3. Except for retained bills, all other bills go to the full House which can pass, defeat, change a bill or send it to a second committee.

4. If sent to a second committee, the committee must then retain or recommend to pass, change or defeat the bill.  It then goes back to the full House for a second vote.

5. If passed by the House, the bill goes to the Senate

6. The bill is assigned to a Senate committee which then holds a public hearing

7. The Senate committee either retains the bill or votes to recommend that the bill be passed (OTP), changed (OTPA), or defeated (ITL).

8. Except for retained bills, all other bills go to the full Senate which can pass, defeat, change a bill or send it to a second committee.

9. If sent to a second committee, the committee must then retain or recommend to pass, change or defeat the bill.  It then goes back to the full Senate for a second vote.

10. If passed by the Senate, the bill goes to the Governor who may sign the bill into law or veto it.

11. If the Governor vetoes the bill, it goes back to the House

12. If 2/3 of the House votes to override the veto then the bill goes back to the Senate

13. If 2/3 of the Senate votes to override the veto then the bill becomes law.

 

For Senate bills, the process is the same except that it goes through the Senate before it goes to the House.

 

For Constitutional Amendments (CACRs) the process is slightly different.

 

CACRs introduced in the House:

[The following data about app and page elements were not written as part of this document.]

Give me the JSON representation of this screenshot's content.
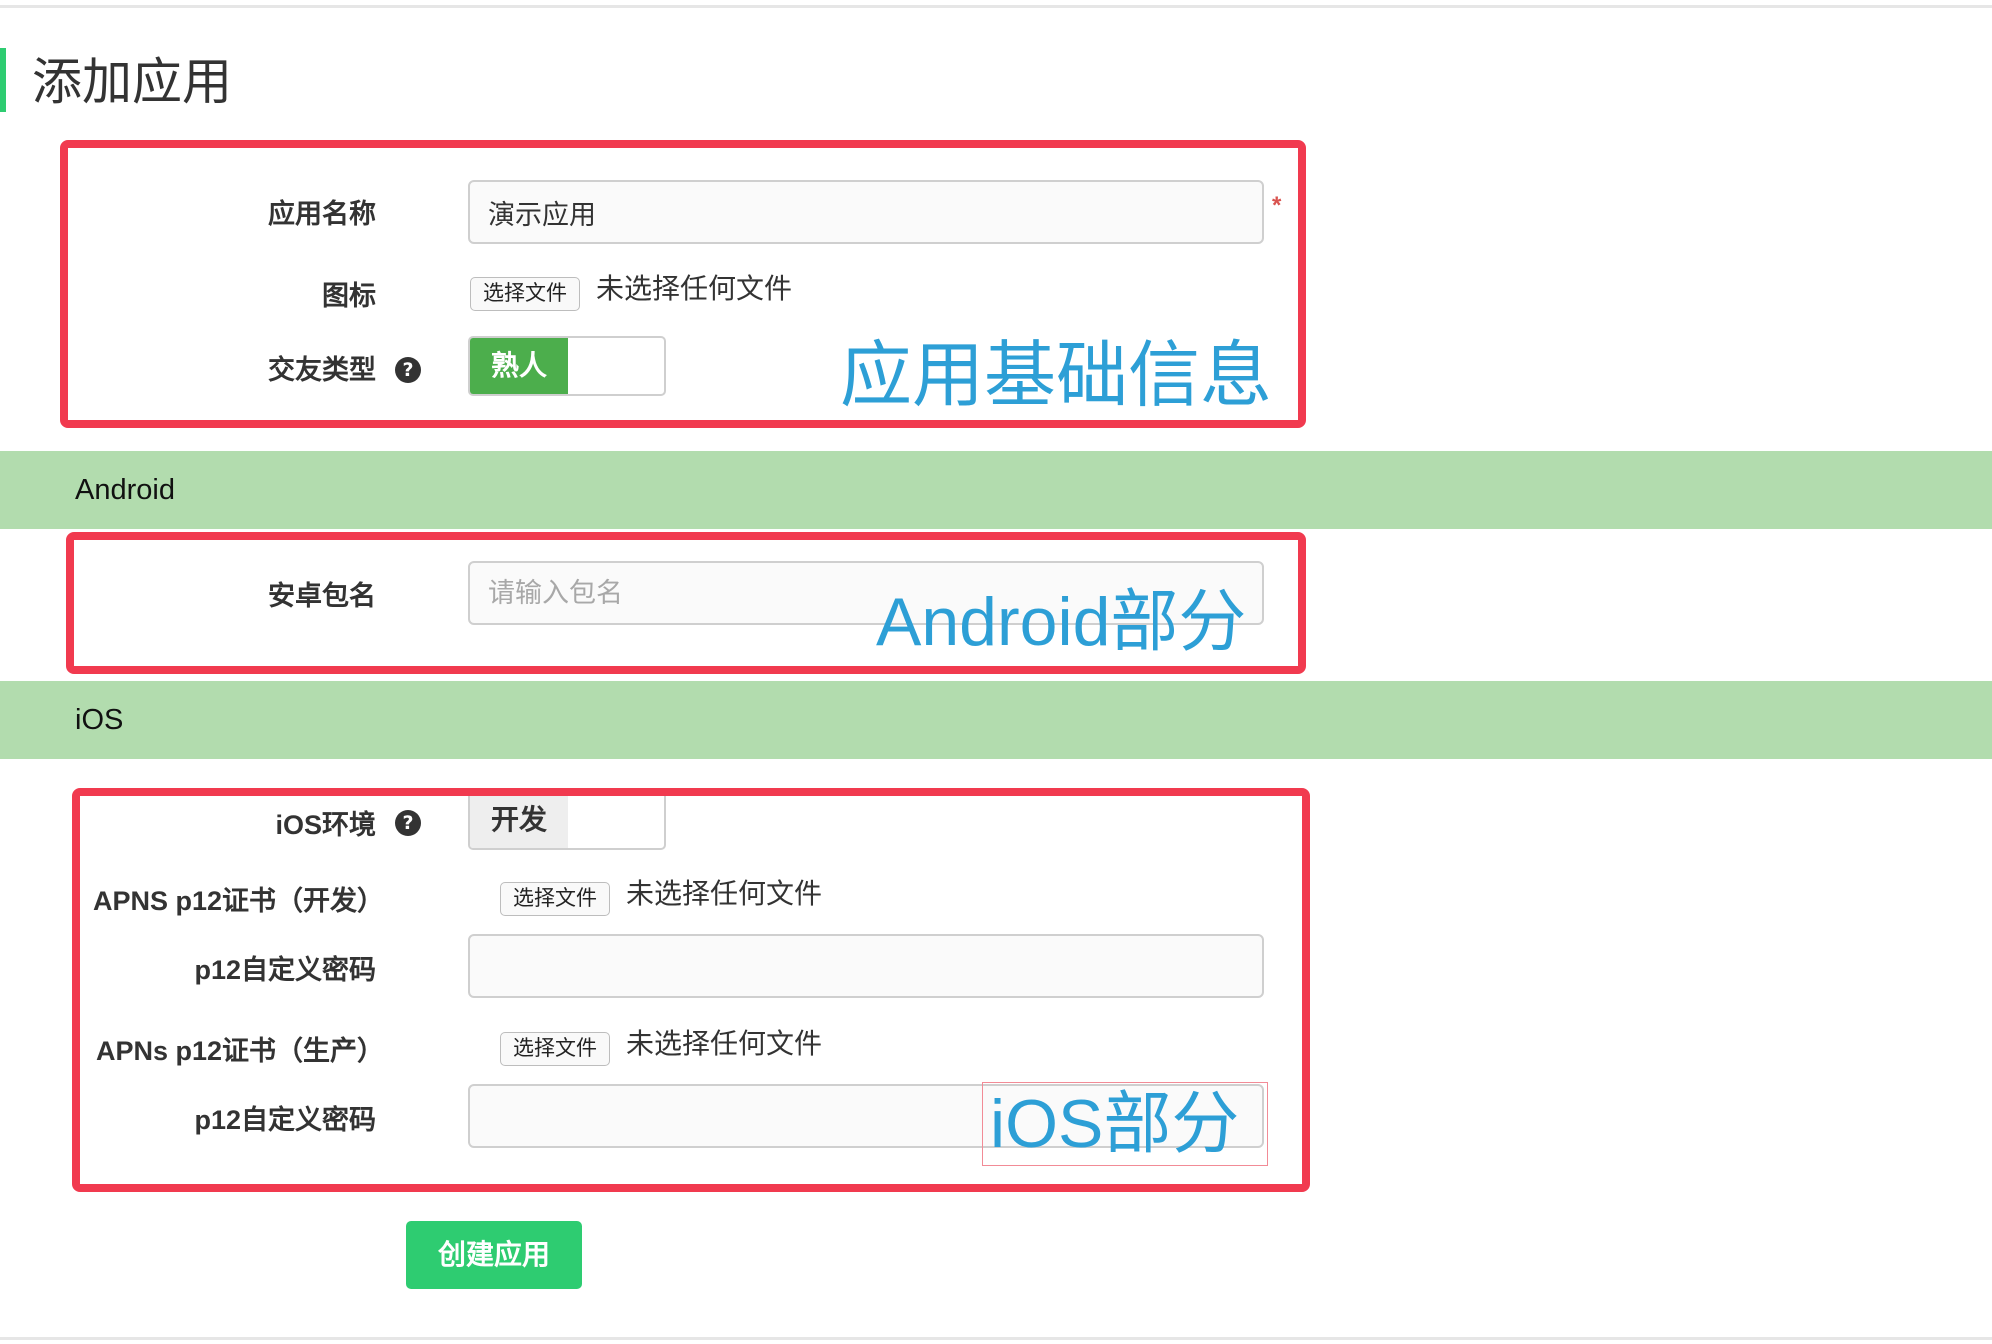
{
  "page": {
    "title": "添加应用"
  },
  "basic": {
    "app_name_label": "应用名称",
    "app_name_value": "演示应用",
    "required_mark": "*",
    "icon_label": "图标",
    "file_button": "选择文件",
    "no_file_text": "未选择任何文件",
    "friend_type_label": "交友类型",
    "help_icon": "?",
    "friend_type_value": "熟人"
  },
  "android": {
    "section_title": "Android",
    "package_label": "安卓包名",
    "package_placeholder": "请输入包名"
  },
  "ios": {
    "section_title": "iOS",
    "env_label": "iOS环境",
    "help_icon": "?",
    "env_value": "开发",
    "apns_dev_label": "APNS p12证书（开发）",
    "apns_prod_label": "APNs p12证书（生产）",
    "file_button": "选择文件",
    "no_file_text": "未选择任何文件",
    "p12_password_label": "p12自定义密码"
  },
  "annotations": {
    "basic": "应用基础信息",
    "android": "Android部分",
    "ios": "iOS部分",
    "color_box": "#f13a4f",
    "color_text": "#2d9fd6"
  },
  "actions": {
    "create_label": "创建应用"
  },
  "colors": {
    "accent": "#2ecc71",
    "section_band": "#b2dcae",
    "toggle_on": "#4cae4c"
  }
}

1. Assigned to a committee and the committee holds a public hearing.

2. The committee votes to recommend that the CACR be passed, changed, killed or sent to study

3. Regardless of the committee recommendation, all CACRs go to the full House which can pass, kill or change a bill or send it to study.  Passing a CACR requires 60% of the House members present to vote in favor.

4. If passed by the House, the bill goes to the Senate

5. Assigned to a Senate committee which then holds a public hearing

6. The Senate committee votes to recommend that the bill be passed, changed, killed or sent to study

7. Regardless of the committee recommendation, all bills go to the full Senate which can pass, kill or change a bill or send it to study.  Passing a CACR requires 60% of the Senate members present to vote in favor.

8. If passed by the Senate, the CACR will put on the ballot at the next election (November 2012).  If 2/3 of the voters vote in favor of it, then it becomes part of the NH Constitution.

 

Where to Send Letters to the Editor:

 

Nashua Telegraph

letters@nashuatelegraph.com

 

Hollis Brookline Journal

cabnews@cabinet.com

The Journal welcomes letters from its readers that are exclusive to this newspaper. Letters must be 400 words or fewer and are subject to editing either for content or for length.  Letters must be received no later than noon on Monday.  The Journal does not publish anonymous letters, those written under an assumed name or containing only the writer’s initials. Nor does it publish form letters, or those written as part of an orchestrated campaign.  Letters must be in good taste and free of libel or personal attacks.  Important: Letters must contain the writer’s name, home address and day/night telephone numbers and e-mail for confirmation purposes. Only the writer’s name and hometown will be published.  The deadline for submitting letters is noon on Monday.  The Journal is published every Friday.

 

The Brookliner

thebrookliner@yahoo.com

Submission deadline is noon on the 2nd and 4th Mondays of the month.

 

The Hollis Times

hollistimes@tds.net

 

The Mason Grapevine

Residents of Mason can submit letters to the Mason Grapevine at TheMasonGrapevine@yahoo.com

 

Hollis, Brookline, Mason Reps:

 

Sen. Peggy Gilmour (D)   P: (603)465-2336   peggilmour@aol.com

Nashua Wards 1, 2, 5, Hollis, Brookline, Mason, Greenville, New Ipswich, and Rindge

 

Rep. Jim Belanger (R)   P: (603)465-2301   Jim.belanger@leg.state.nh.us

Hollis

 

Rep. Carolyn Gargasz (R)   P: (603)465-7463   cgargasz@cs.com

Hollis

 

Rep. Gary Daniels (R)   P: (603)673-3065   gldaniels@myfairpoint.net

Hollis, Milford, Mont Vernon, New Boston

 

Rep. Jack Flanagan (R)   P: (603)672-7175   Jack.flanagan@leg.state.nh.us

Brookline and Mason

 

Rep. Melanie Levesque (D)  P:(603)249-3367   mlevesque1@charter.net

Brookline and Mason

 

Leave a Reply

Your email address will not be published. Required fields are marked *